My Cause My Cleats Could Have Much Broader Impact
Since 2016, the NFL’s My Cause My Cleats campaign has allowed players to break free of its strict uniform rules to display charitable causes on their cleats during Week 13. This merging of humanity and individuality is a departure from a ridiculous uniform fine schedule that last year penalized Saints RB Alvin Kamara $5,000 for taking the field with red and green cleats … on Christmas Day!
By all accounts, the NFL’s My Cause My Cleats campaign is a lovely burst of altruism that give players the chance to talk about the causes nearest and dearest to their heart. Most of these causes come with person connection. For example, Patriots linebacker Matthew Judon wore two separate cleats: one for the American Cancer Association to honor his mother’s recent fight against breast cancer and the other for the International Justice Mission after Judon’s wife educated him on the rampant issue of sex trafficking. Eagles QB Jalen Hurts chose to represent the Women’s Sports Foundation to empower in sports and beyond, a cause ingrained in him from his mother who is a counselor.
.@JalenHurts on why he is representing the @WomensSportsFdn for #MyCauseMyCleats pic.twitter.com/n4BMQUQ3yl— Philadelphia Eagles (@Eagles) December 1, 2021
We learned about numerous causes during Week 13 and saw incredible artistry in cleat design which only gets splashier by the season. But there were also hundreds of players wearing cleats whose causes we didn’t get to learn about. Those players deserve the same platform that their teammates, who may hold bigger name value or have more impressive stats, are receiving. Thus lies the problem with My Cause My Cleats in its current form. It’s a overwhelming exercise with sideline reporters and team writers powering through so many causes in a sliver of time that it’s hard to keep them straight. It’s time for expansion.
Ever since Roger Goodell issued an apology for not listening to Colin Kaepernick and other players who were emphatically waving their hands trying to tell the story of what its like to be Black in America, the NFL has promoted its commitment to social change. While the league has donated hefty sums to the Players’ Coalition and allowed players to showcase their causes in Week 13, there are still 17 weeks (plus the pre- and postseason) where players have to follow strict edits about appearance or be fined.

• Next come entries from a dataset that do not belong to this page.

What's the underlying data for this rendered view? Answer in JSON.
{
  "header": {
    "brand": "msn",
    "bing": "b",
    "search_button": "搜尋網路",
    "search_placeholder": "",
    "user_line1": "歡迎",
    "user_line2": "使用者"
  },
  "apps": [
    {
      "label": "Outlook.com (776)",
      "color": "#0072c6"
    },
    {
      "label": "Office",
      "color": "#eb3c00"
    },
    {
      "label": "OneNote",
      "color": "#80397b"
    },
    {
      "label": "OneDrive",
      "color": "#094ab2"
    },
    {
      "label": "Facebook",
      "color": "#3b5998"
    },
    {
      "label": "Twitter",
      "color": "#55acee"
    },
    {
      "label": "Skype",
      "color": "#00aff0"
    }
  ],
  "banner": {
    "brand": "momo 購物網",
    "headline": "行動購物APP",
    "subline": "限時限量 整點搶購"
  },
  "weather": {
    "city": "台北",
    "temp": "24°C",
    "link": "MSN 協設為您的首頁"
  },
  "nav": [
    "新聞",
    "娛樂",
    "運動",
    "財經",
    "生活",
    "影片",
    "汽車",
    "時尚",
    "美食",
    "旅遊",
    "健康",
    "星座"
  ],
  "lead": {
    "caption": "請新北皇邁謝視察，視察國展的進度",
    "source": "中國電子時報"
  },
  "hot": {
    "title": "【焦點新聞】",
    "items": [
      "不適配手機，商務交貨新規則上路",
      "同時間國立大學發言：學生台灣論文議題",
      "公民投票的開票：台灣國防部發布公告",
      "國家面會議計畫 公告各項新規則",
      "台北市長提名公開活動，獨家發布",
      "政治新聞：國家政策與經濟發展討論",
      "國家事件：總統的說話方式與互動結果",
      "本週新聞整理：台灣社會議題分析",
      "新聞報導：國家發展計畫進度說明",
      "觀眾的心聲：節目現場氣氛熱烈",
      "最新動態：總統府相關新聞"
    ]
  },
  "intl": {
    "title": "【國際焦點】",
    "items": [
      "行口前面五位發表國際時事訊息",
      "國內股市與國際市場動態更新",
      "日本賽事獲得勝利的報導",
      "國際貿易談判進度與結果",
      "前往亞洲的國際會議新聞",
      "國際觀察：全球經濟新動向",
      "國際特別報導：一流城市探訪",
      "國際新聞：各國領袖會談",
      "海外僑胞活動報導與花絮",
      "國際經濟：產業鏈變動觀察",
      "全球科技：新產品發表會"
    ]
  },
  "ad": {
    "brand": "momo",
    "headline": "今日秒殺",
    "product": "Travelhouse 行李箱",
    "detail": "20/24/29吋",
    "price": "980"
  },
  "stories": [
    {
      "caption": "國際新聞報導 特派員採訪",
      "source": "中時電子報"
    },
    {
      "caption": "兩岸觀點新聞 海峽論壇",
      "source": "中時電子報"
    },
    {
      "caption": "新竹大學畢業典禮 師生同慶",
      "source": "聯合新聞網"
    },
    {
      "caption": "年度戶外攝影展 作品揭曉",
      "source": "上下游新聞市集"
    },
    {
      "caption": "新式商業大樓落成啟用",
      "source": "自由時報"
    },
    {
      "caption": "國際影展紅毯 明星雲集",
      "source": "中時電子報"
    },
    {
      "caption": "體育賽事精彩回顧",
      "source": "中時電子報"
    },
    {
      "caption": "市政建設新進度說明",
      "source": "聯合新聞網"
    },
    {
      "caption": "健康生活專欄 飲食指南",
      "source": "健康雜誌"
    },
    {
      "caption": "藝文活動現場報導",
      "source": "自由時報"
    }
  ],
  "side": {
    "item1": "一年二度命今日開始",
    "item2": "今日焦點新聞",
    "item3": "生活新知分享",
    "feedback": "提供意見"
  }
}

My Cause My Cleat deserves to be a season-long campaign. There are several ways to orchestrate a wider campaign.
My choice would be featuring players wearing these cause-driven cleats during prime time. Every team has a prime-time game – yes, Thursday night counts – so use the broadcast to truly focus in on the charities. Tell the stories in and out of breaks. Instead of players saying their name and college in the introductions, make it their name, their charity, and one line about what or who it aids. Run a concurrent social media campaign where the teams involved are sharing the stories and charities throughout the games and with the NFL accounts boosting for higher visibility.
Given the frenetic way so any of us watch football – flipping every five seconds, watching Red Zone – capturing the national audience is far and away the most productive way to give these players and their causes the attention they deserve.
But the league could also divvy it up and have My Cause My Cleats by division on different weeks or feature two teams a week. They could also produce a My Cleats My Cause special on NFL Network with athletes partaking and fans having access to links and numbers to make donations.
Enacting My Cause My Cleats is a very positive first step for the NFL and a week the players cherish. But it’s time for more.